Just what does CEF mean for me? Matching needs and levels to maximise results.
Once you’ve decided to take a language course, it’s understandable why you’d want to start straight away; after all, at the gym, you can just join a class with total strangers and just get on with it. So why do you have to wait to get tested to be given a mysterious CEF level (that frankly, may mean nothing to you at first glance), then have to wait some more while you are sorted into the right class?!
I think most would agree that this comparison is somewhat redundant, and that learning, even practising, a foreign language is somewhat different to physical training. That said, it seems that most do not fully understand just how important the CEF is for language professionals, the employers, and you, the students, both to match your needs and get you into the right class, and to give you an constructive idea of how to progress to the next level.
The Common European Framework of Reference for Languages: Learning, Teaching, Assessment (or CEF as it’s often abbreviated to) was published by the Council Of Europe in 2001. It enables teachers and others to access a standardised framework of learning, teaching and assessing which applies to all European languages. With extensive guidelines that clearly describe language ability in a number of key detailed areas, they show how to progress from, and differentiate between, A1-A2 (Basic User), to B1-B2 (Independent User) to C1-C2 (Proficient User). The vast majority of all textbooks and reference materials now ascribe to these level descriptors, and all other systems, tests, and references to language learning all refer to the CEF at the very least.
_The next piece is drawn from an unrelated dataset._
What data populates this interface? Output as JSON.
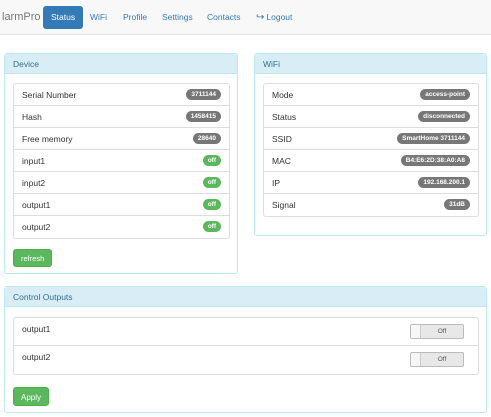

OK, clear, so there’s a more precise, dependable system for language professionals, but how does this practically affect me as a student or company paying for language training? A good language course has to match, not only your level to other potential classmates, but also most importantly, your needs – some need to develop their writing skills, others their spoken production and so on. By utilizing your CEF levels, the teaching institute and trainer can develop the right kinds of materials that will maximize your learning. If, for example, it was established that you are a B2 for spoken interaction, meaning that you can “present clear, detailed descriptions on a wide range of subjects related to your field of interest”, the challenge for the trainer and student in collaboration, guided by the CEF, is to advance further, and to be able to do the same on non-familiar “complex subjects, integrating sub-themes, developing particular points and rounding off with an appropriate conclusion” for C1 level. So, these indicators are a beneficial tool for both student and teacher to ensure that there is a goal for advancement and that you don’t just turn up to class and speak the way you always have.
So, just as you would think about how best to work out at the gym, it is worth taking the time to look at the published materials The Square Mile provides on the CEF, to see how these guidelines provide a pathway to improved language development. Unlike other languages institutes which still adhere to their own internal systems and only relate to the CEF, The Square Mile uses this professional tool to optimal effectiveness, all the way through the initial assessment to the final evaluation. In so doing, we can maximize the effectiveness of the classes and ensure that you get the results you pay for.